The task: Read the records below and report each line in which "none" occurs.

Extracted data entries

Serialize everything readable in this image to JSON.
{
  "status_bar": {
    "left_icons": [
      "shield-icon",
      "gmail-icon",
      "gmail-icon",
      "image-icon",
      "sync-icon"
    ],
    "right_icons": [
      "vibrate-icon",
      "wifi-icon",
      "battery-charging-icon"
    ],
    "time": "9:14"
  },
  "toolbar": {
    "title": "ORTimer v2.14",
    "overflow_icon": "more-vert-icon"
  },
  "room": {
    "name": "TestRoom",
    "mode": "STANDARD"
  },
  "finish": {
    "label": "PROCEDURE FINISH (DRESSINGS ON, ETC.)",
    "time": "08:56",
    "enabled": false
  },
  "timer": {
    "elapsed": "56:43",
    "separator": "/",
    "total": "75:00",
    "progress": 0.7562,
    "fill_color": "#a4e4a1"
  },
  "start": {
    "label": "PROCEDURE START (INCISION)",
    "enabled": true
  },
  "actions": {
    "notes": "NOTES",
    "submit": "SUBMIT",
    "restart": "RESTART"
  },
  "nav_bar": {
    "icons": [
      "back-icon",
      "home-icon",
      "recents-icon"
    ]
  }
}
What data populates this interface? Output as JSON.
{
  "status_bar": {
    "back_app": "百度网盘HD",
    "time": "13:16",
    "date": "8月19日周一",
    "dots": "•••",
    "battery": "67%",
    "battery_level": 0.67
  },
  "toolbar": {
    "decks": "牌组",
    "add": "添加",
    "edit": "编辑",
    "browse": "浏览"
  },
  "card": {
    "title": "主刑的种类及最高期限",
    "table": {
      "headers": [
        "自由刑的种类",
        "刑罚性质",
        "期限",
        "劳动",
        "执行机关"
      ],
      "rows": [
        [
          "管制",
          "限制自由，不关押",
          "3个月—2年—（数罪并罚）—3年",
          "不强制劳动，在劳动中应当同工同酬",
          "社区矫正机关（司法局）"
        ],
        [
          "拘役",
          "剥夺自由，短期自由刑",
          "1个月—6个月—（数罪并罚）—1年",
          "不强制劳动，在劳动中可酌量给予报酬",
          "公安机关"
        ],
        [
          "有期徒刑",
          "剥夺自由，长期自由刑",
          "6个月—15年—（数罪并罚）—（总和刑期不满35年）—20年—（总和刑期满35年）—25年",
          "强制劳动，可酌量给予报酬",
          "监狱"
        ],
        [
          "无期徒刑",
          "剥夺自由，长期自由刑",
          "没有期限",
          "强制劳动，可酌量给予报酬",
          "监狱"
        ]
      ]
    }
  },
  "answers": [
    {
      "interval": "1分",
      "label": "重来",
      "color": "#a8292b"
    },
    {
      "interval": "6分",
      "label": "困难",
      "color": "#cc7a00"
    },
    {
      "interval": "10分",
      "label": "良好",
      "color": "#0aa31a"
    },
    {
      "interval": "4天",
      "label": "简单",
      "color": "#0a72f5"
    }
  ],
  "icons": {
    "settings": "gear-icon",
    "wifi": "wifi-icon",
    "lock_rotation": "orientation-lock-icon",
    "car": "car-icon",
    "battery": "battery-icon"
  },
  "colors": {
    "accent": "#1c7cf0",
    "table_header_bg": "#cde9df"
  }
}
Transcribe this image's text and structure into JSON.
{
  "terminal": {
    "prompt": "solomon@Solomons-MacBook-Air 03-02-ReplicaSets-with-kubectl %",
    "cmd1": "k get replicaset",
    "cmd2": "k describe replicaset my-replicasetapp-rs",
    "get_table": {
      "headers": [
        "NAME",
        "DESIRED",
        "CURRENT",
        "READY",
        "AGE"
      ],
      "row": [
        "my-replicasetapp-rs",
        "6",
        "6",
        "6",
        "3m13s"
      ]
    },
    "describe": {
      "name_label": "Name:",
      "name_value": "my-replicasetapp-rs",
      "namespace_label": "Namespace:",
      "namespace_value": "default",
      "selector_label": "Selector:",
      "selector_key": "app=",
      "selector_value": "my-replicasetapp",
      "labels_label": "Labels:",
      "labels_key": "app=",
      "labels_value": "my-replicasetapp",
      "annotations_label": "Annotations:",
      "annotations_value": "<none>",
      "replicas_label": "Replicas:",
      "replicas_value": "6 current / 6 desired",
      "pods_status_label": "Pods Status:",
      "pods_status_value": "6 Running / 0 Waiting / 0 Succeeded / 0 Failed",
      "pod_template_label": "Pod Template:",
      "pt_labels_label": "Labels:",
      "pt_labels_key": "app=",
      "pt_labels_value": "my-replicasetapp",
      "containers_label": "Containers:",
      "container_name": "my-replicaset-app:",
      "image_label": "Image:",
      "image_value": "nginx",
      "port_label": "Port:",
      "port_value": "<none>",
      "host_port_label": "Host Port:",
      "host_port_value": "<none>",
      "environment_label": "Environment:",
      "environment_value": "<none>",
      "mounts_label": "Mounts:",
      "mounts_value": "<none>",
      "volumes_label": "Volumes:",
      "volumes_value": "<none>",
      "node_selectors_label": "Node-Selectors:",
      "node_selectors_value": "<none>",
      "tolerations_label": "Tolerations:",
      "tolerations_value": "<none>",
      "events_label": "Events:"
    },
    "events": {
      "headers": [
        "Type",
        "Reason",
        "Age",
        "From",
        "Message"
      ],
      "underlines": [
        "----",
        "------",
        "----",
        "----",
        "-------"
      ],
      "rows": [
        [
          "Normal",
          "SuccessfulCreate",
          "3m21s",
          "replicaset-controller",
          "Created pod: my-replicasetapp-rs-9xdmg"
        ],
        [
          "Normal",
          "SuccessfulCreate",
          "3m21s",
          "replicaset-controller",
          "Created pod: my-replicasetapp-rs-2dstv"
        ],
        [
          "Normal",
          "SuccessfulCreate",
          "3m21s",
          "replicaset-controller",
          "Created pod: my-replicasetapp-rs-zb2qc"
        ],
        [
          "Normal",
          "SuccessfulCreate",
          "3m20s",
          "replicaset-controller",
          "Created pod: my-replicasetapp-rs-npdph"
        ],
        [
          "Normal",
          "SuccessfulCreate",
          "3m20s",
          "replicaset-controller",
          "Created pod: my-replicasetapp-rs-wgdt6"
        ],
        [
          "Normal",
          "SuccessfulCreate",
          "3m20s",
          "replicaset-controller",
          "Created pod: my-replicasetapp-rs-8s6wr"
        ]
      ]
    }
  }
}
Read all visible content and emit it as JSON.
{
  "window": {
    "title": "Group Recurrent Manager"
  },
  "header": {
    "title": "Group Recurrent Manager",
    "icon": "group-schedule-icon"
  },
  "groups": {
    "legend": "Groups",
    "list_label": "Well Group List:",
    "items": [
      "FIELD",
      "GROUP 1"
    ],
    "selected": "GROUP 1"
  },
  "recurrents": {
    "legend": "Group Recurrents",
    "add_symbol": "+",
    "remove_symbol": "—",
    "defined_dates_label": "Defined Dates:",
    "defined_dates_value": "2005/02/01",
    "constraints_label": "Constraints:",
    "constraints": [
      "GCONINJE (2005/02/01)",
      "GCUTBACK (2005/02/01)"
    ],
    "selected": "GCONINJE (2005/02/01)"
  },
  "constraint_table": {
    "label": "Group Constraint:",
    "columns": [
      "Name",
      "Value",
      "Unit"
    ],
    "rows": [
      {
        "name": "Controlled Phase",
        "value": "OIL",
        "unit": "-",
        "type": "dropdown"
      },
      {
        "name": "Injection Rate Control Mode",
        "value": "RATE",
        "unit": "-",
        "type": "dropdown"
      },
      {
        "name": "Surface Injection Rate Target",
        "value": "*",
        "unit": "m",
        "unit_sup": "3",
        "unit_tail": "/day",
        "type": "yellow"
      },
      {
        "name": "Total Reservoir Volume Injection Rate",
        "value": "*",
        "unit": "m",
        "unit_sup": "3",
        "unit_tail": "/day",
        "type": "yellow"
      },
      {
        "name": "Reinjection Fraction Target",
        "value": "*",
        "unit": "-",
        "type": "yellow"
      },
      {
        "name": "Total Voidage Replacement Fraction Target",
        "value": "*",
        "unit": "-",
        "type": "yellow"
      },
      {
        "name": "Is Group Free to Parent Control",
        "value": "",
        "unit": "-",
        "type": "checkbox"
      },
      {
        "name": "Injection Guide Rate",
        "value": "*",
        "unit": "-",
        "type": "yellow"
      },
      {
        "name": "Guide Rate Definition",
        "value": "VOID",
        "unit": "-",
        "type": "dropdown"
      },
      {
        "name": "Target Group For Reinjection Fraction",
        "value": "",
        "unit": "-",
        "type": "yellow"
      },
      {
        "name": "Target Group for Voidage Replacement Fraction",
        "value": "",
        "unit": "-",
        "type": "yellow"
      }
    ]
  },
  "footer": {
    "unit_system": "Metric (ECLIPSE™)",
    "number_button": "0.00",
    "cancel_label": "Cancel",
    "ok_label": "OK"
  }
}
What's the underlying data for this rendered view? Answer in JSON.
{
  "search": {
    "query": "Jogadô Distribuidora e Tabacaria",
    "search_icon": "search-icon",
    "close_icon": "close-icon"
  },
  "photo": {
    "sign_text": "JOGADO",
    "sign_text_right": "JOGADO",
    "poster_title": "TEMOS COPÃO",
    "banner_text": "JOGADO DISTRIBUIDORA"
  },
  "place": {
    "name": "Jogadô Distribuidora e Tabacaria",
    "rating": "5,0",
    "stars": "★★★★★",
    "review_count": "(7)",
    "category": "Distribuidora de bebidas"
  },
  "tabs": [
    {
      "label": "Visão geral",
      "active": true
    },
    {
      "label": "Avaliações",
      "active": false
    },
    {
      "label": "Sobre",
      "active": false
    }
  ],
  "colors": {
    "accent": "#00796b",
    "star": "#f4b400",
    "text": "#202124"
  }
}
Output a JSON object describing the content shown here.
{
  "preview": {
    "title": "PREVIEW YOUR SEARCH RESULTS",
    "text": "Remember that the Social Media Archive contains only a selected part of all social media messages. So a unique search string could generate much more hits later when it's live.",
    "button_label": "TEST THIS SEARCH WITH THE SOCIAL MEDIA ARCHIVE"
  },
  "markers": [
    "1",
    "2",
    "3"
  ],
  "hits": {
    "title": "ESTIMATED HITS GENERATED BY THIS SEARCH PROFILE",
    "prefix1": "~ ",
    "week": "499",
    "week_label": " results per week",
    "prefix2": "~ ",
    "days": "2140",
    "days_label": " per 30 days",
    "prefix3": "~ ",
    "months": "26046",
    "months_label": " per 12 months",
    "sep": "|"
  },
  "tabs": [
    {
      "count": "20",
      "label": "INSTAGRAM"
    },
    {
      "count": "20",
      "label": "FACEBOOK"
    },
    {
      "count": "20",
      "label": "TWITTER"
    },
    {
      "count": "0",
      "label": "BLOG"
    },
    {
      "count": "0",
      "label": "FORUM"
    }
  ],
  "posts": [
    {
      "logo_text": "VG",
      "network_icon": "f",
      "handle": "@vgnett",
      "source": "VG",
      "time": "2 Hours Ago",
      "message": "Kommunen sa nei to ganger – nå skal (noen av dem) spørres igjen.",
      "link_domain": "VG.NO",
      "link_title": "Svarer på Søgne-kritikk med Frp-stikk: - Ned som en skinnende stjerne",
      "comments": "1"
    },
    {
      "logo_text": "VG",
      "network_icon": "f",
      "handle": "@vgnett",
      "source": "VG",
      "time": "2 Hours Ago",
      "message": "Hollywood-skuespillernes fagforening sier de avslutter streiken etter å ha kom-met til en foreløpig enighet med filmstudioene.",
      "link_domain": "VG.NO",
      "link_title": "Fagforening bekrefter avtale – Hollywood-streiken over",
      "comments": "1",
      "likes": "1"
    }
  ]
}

Response for this exercise:
      "annotations_value": "<none>",
      "port_value": "<none>",
      "host_port_value": "<none>",
      "environment_value": "<none>",
      "mounts_value": "<none>",
      "volumes_value": "<none>",
      "node_selectors_value": "<none>",
      "tolerations_value": "<none>",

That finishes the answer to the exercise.